• **Work request**
Wherever the word "from" appears in a line below, that line counts; report the total number of such lines only.

━━━━━ Provided records

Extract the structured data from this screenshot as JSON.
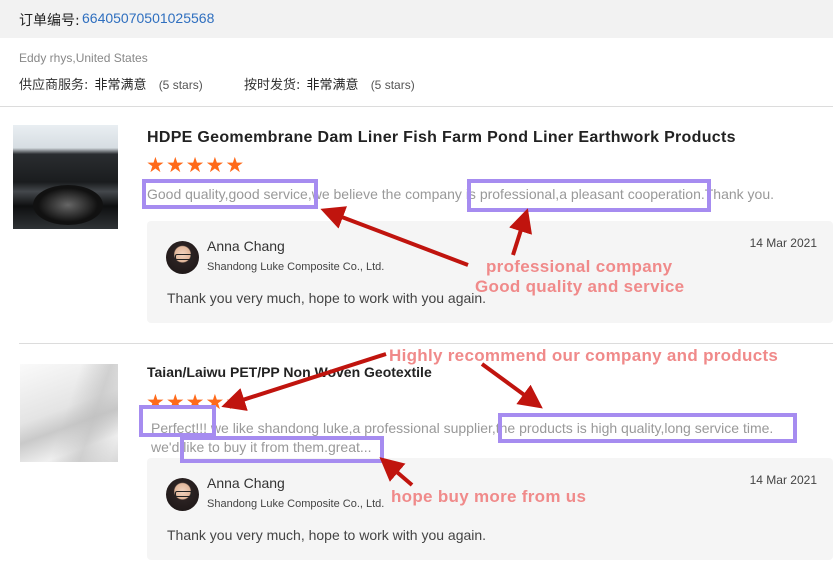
{
  "order": {
    "label": "订单编号:",
    "number": "66405070501025568"
  },
  "buyer": "Eddy rhys,United States",
  "ratings": [
    {
      "label": "供应商服务:",
      "value": "非常满意",
      "stars_text": "(5 stars)"
    },
    {
      "label": "按时发货:",
      "value": "非常满意",
      "stars_text": "(5 stars)"
    }
  ],
  "reviews": [
    {
      "product": "HDPE Geomembrane Dam Liner Fish Farm Pond Liner Earthwork Products",
      "stars": 5,
      "text": "Good quality,good service,we believe the company is professional,a pleasant cooperation.Thank you.",
      "reply": {
        "name": "Anna Chang",
        "company": "Shandong Luke Composite Co., Ltd.",
        "date": "14 Mar 2021",
        "text": "Thank you very much, hope to work with you again."
      }
    },
    {
      "product": "Taian/Laiwu PET/PP Non Woven Geotextile",
      "stars": 5,
      "text_line1": "Perfect!!! we like shandong luke,a professional supplier,the products is high quality,long service time.",
      "text_line2": "we'd like to buy it from them.great...",
      "reply": {
        "name": "Anna Chang",
        "company": "Shandong Luke Composite Co., Ltd.",
        "date": "14 Mar 2021",
        "text": "Thank you very much, hope to work with you again."
      }
    }
  ],
  "annotations": {
    "a1": "professional company",
    "a2": "Good quality and service",
    "a3": "Highly recommend our company and products",
    "a4": "hope buy more from us"
  },
  "colors": {
    "star": "#ff6a1a",
    "highlight": "#a68cf0",
    "arrow": "#c0140e",
    "annotation": "#f08a8a",
    "link": "#2f6fbf"
  }
}
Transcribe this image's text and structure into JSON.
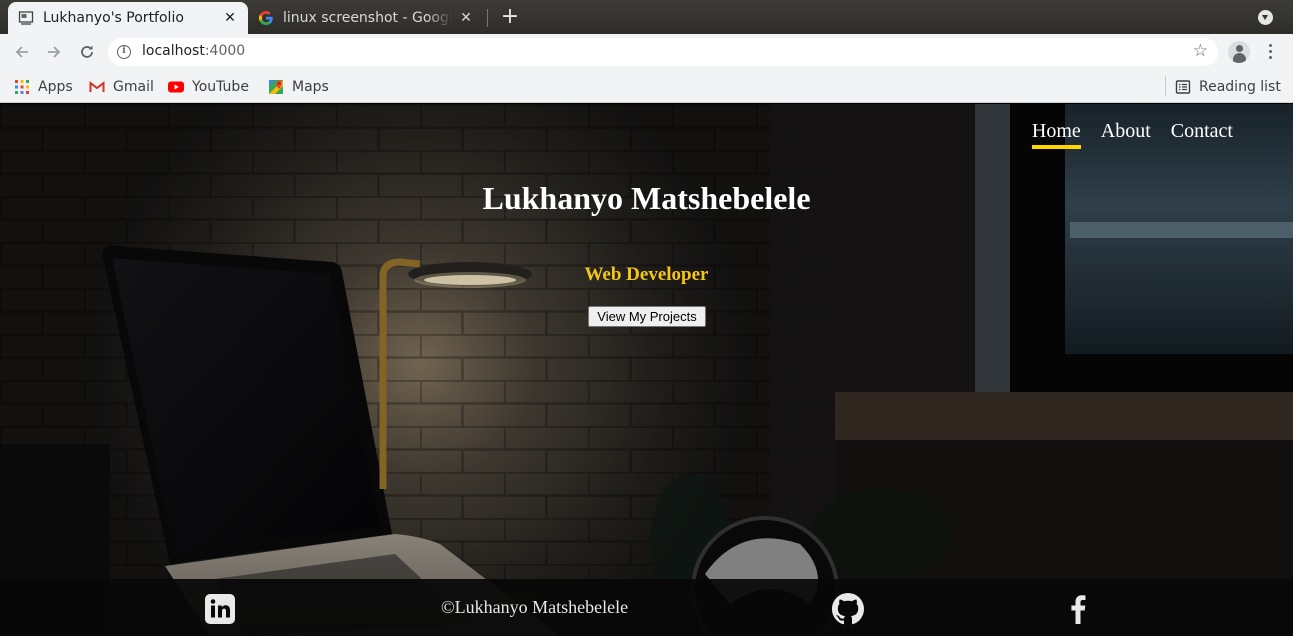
{
  "browser": {
    "tabs": [
      {
        "title": "Lukhanyo's Portfolio",
        "active": true
      },
      {
        "title": "linux screenshot - Google",
        "active": false
      }
    ],
    "new_tab_label": "+",
    "address": {
      "host": "localhost",
      "port": ":4000"
    },
    "bookmarks": [
      {
        "label": "Apps",
        "icon": "apps-grid-icon"
      },
      {
        "label": "Gmail",
        "icon": "gmail-icon"
      },
      {
        "label": "YouTube",
        "icon": "youtube-icon"
      },
      {
        "label": "Maps",
        "icon": "maps-icon"
      }
    ],
    "reading_list": "Reading list"
  },
  "site": {
    "nav": [
      {
        "label": "Home",
        "active": true
      },
      {
        "label": "About",
        "active": false
      },
      {
        "label": "Contact",
        "active": false
      }
    ],
    "hero": {
      "name": "Lukhanyo Matshebelele",
      "role": "Web Developer",
      "cta": "View My Projects"
    },
    "footer": {
      "copyright": "©Lukhanyo Matshebelele",
      "social": [
        "linkedin-icon",
        "github-icon",
        "facebook-icon"
      ]
    },
    "colors": {
      "accent": "#ffd500",
      "role_text": "#f5c518",
      "footer_bg": "#080808"
    }
  }
}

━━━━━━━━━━

• **Solution to the exercise**
3